2. Who has access to critical data?
3. Who's responsible for the network integrity?
Well, we made it sound so simple. However, existing practice shows that it's still not so easy to feel the difference between two aforementioned blockchain types. The reason is, there's a number of points common to public and private "chains." Here we give you some of them:
- Both are decentralized P2P networks that use shared transaction ledgers. Typically, such systems are used to build reliable cryptocurrency exchange platforms.
- Both use special rules (consensus mechanisms) to align the ledger contents.
- Both guarantee the integrity of the registry in case of a collision with scammers or hackers. You can check the list which will provide a high level of security.
In general, a need to use a particular blockchain kind is based on the essential user needs. Some businesses don't support the idea of an open network due to specific nature of their activities. Instead, they prefer to deal with private (closed) peer-to-peer networks that provide an opportunity to control all transactions single-handedly.
As for a public blockchain, it allows any participant to create and monitor transactions. Using special algorithms (proof of work or proof of stake (what need to know?)), the system can boast of a pretty high-security level.
Perhaps, the main advantage of an open blockchain is the absence of a supervisory authority. Everyone can coordinate transactions within the network including, developers, miners, manufacturers, customers, etc.
Moreover, an open network allows to develop decentralized apps that require minimum maintenance costs.
As for the other pros of a public ledger, they are:
- No more censorship. In an open system, it's pretty hard to change vital elements without any concern about other parts. As a result, open ledgers offer better confidence level. Weakness is often strength, indeed!
- Strong network effect. In an open system, a developer has better chances to gather users around a new application. The point is, all parts of an open ledger can contact each other directly from any part of the globe. So, information spreads in a jiffy. Usually, it's only enough to let your web-wallet support available apps to stay informed.
- Data security at a fair price. In addition, to attack an open ledger, hackers will need a set of really powerful solutions. In other words, hacking a public network isn't cost-efficient even for the most determined intruders.
As stated above, private blockchains limit access to transactions between the parts. All important functions including transaction verification, audit and database coordination are available to a limited number of persons. In other words, a private ledger is a centralized system with its very own set of rules.
Frankly, closed blockchains often can do little more than a traditional database.
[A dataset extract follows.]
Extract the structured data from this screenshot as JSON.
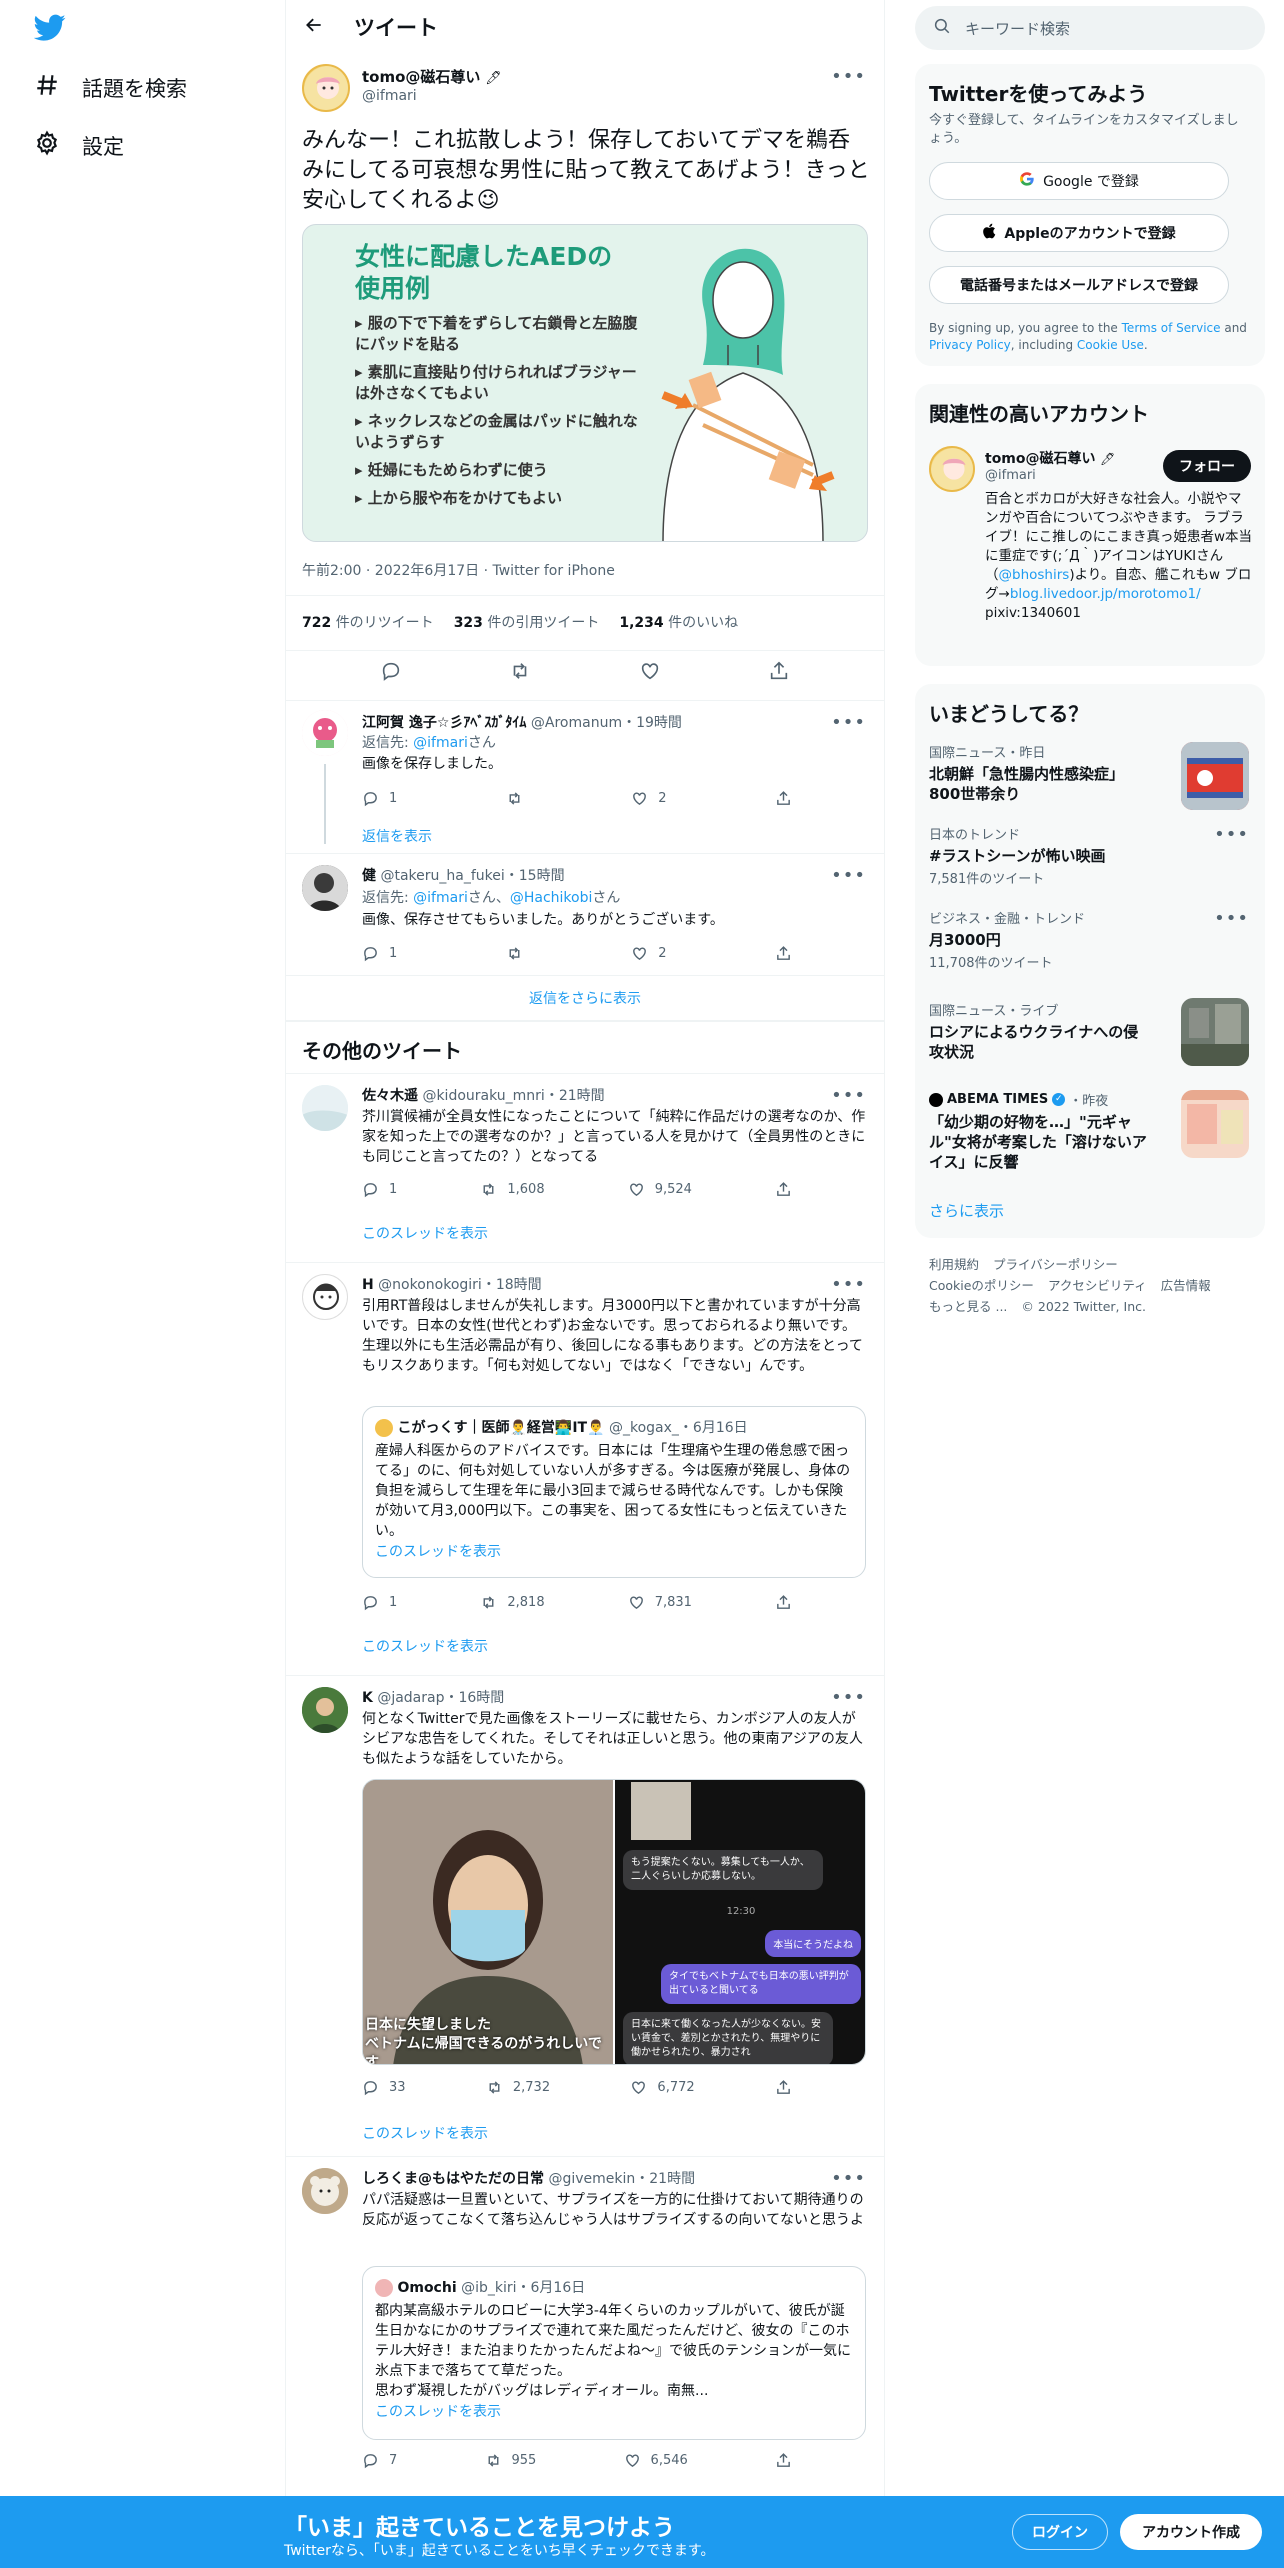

Just like a database, a private ledger offers permissions, multiple input validation, multiple copies, append-only writes and logs of all people accessing it.
Nevertheless, private blockchain has its advantages. They are:
- Cheaper transactions. In opposite to public ledgers, is a closed network all transactions between the parts are verified by a few authorized persons.
- Private ledger can boast of higher transactions-per-second (TPS) parameter limited by capacity of the weakest network node.
- Prompt transaction verification.
- Transaction rollback. In case of need, a company owning a ledger can cancel transactions and change the balance. Sometimes, that approach pays off and allows to prevent the transfer of valuable assets to fraudsters.
As you can see, public and private blockchains are different enough. It would be nearer the truth to say: "Private AND Public" instead of "Private VS Public." Each system has its own pros and cons. The only thing you really need is to decide: which type of blockchain responds better to your current needs.
Another good news is that there are project like Dubbed Aion implemented by Nuco Inc. The main goal of those projects is to combine private and public ledgers in order to ensure safe and fast data transfer between different networks.
#1. What is a blockchain and what it's for?
#2. Blockchain has many faces
#3. Private vs public
#4. So alike...
#5. … and so different
#6. Pros of a public ledger
#7. Pros of a private ledger
#8. It's time to sum up